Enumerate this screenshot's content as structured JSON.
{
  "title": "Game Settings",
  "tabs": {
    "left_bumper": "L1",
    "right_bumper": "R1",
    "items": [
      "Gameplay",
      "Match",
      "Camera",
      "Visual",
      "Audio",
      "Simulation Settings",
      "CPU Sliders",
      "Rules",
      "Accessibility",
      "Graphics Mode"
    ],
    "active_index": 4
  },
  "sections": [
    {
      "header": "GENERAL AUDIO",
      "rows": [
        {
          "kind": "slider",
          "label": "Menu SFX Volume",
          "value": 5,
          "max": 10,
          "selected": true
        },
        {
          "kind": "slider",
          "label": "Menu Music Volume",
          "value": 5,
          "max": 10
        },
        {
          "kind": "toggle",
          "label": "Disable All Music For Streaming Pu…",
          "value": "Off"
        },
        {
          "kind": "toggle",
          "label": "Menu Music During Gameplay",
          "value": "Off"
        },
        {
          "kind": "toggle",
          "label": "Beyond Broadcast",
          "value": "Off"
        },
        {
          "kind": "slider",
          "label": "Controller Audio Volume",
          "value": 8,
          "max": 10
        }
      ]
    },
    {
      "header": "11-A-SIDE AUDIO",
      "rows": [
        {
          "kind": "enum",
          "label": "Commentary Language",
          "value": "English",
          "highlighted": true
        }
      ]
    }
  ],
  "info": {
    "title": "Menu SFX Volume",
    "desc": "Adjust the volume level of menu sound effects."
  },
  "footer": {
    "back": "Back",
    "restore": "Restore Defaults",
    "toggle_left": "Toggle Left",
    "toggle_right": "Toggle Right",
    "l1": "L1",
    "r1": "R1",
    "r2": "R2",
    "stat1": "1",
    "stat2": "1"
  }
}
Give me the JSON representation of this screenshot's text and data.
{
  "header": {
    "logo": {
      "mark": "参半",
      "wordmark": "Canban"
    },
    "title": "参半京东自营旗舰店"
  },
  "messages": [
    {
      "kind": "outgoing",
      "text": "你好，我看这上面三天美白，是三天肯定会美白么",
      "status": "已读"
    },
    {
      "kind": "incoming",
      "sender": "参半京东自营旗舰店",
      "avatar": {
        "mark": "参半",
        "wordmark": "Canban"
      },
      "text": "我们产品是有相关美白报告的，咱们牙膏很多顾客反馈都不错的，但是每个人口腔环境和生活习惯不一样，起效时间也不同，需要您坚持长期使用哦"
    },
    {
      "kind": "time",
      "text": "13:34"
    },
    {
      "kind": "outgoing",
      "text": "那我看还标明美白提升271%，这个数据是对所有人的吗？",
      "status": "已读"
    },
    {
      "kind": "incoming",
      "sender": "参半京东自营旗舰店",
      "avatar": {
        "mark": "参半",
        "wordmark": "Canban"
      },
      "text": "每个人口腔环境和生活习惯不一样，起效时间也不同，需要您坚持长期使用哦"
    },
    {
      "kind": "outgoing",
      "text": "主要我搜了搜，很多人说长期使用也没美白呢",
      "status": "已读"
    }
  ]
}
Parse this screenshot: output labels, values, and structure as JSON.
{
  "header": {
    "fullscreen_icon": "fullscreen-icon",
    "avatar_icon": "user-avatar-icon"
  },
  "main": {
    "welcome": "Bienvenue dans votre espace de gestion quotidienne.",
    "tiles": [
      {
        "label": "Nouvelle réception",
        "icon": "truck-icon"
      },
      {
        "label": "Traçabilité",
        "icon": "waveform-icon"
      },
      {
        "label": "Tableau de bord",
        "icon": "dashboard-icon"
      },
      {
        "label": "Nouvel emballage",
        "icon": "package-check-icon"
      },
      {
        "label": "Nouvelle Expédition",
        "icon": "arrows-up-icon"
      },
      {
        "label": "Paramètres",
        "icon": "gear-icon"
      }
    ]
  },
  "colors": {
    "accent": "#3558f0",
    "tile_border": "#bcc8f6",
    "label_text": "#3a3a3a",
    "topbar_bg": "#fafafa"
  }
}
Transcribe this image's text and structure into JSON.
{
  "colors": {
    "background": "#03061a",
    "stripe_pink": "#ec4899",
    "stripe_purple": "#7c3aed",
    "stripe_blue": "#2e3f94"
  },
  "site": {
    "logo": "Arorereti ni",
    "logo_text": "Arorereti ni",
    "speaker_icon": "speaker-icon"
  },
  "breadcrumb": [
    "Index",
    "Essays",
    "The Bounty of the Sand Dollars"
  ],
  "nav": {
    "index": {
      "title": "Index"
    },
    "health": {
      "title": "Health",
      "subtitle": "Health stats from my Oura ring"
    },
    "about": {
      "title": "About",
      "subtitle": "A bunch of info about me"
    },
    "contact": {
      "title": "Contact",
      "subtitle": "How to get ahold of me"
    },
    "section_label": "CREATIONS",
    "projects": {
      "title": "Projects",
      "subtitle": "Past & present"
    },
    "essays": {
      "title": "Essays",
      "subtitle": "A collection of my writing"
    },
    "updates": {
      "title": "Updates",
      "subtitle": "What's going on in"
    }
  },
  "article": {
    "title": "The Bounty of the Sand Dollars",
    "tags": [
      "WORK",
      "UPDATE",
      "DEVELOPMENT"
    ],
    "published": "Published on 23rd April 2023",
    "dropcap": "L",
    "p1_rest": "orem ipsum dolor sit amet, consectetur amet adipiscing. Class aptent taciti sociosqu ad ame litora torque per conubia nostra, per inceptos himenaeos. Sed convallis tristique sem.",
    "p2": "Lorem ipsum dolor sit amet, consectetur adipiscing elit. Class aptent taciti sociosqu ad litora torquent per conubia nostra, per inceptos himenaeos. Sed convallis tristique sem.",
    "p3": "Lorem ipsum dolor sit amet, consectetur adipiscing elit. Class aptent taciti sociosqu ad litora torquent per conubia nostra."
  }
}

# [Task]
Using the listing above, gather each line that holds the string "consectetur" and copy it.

# [Task answer]
    "p1_rest": "orem ipsum dolor sit amet, consectetur amet adipiscing. Class aptent taciti sociosqu ad ame litora torque per conubia nostra, per inceptos himenaeos. Sed convallis tristique sem.",
    "p2": "Lorem ipsum dolor sit amet, consectetur adipiscing elit. Class aptent taciti sociosqu ad litora torquent per conubia nostra, per inceptos himenaeos. Sed convallis tristique sem.",
    "p3": "Lorem ipsum dolor sit amet, consectetur adipiscing elit. Class aptent taciti sociosqu ad litora torquent per conubia nostra."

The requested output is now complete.